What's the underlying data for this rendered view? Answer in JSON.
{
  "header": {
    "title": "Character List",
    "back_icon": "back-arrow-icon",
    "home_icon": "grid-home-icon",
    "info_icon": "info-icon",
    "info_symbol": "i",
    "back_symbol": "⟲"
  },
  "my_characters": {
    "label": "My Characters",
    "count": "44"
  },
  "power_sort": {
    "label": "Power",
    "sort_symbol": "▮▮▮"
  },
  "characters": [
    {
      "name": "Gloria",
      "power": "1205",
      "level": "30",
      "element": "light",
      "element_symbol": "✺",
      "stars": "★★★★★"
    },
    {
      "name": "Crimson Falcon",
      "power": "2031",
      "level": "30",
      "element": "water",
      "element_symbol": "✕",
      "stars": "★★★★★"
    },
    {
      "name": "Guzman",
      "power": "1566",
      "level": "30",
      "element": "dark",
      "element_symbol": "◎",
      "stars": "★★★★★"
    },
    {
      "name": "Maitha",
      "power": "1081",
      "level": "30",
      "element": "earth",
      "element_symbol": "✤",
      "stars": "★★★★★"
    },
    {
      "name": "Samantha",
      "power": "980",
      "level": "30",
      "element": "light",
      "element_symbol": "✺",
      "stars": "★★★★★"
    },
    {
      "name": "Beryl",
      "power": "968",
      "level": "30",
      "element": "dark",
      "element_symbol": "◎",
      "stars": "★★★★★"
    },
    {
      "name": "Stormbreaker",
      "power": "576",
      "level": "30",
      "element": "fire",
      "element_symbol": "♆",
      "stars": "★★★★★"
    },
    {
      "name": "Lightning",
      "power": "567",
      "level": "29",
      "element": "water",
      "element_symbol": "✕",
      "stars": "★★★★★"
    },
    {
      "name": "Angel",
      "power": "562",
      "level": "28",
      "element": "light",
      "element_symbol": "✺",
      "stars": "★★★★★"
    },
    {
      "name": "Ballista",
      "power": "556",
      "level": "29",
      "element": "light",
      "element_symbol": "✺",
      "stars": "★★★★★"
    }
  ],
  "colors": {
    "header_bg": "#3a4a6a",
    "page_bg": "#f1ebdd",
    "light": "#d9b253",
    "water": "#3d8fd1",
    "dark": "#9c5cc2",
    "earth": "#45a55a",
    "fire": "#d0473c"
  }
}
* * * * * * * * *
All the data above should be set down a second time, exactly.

> [EXERCISE ANSWER]:
What's the underlying data for this rendered view? Answer in JSON.
{
  "header": {
    "title": "Character List",
    "back_icon": "back-arrow-icon",
    "home_icon": "grid-home-icon",
    "info_icon": "info-icon",
    "info_symbol": "i",
    "back_symbol": "⟲"
  },
  "my_characters": {
    "label": "My Characters",
    "count": "44"
  },
  "power_sort": {
    "label": "Power",
    "sort_symbol": "▮▮▮"
  },
  "characters": [
    {
      "name": "Gloria",
      "power": "1205",
      "level": "30",
      "element": "light",
      "element_symbol": "✺",
      "stars": "★★★★★"
    },
    {
      "name": "Crimson Falcon",
      "power": "2031",
      "level": "30",
      "element": "water",
      "element_symbol": "✕",
      "stars": "★★★★★"
    },
    {
      "name": "Guzman",
      "power": "1566",
      "level": "30",
      "element": "dark",
      "element_symbol": "◎",
      "stars": "★★★★★"
    },
    {
      "name": "Maitha",
      "power": "1081",
      "level": "30",
      "element": "earth",
      "element_symbol": "✤",
      "stars": "★★★★★"
    },
    {
      "name": "Samantha",
      "power": "980",
      "level": "30",
      "element": "light",
      "element_symbol": "✺",
      "stars": "★★★★★"
    },
    {
      "name": "Beryl",
      "power": "968",
      "level": "30",
      "element": "dark",
      "element_symbol": "◎",
      "stars": "★★★★★"
    },
    {
      "name": "Stormbreaker",
      "power": "576",
      "level": "30",
      "element": "fire",
      "element_symbol": "♆",
      "stars": "★★★★★"
    },
    {
      "name": "Lightning",
      "power": "567",
      "level": "29",
      "element": "water",
      "element_symbol": "✕",
      "stars": "★★★★★"
    },
    {
      "name": "Angel",
      "power": "562",
      "level": "28",
      "element": "light",
      "element_symbol": "✺",
      "stars": "★★★★★"
    },
    {
      "name": "Ballista",
      "power": "556",
      "level": "29",
      "element": "light",
      "element_symbol": "✺",
      "stars": "★★★★★"
    }
  ],
  "colors": {
    "header_bg": "#3a4a6a",
    "page_bg": "#f1ebdd",
    "light": "#d9b253",
    "water": "#3d8fd1",
    "dark": "#9c5cc2",
    "earth": "#45a55a",
    "fire": "#d0473c"
  }
}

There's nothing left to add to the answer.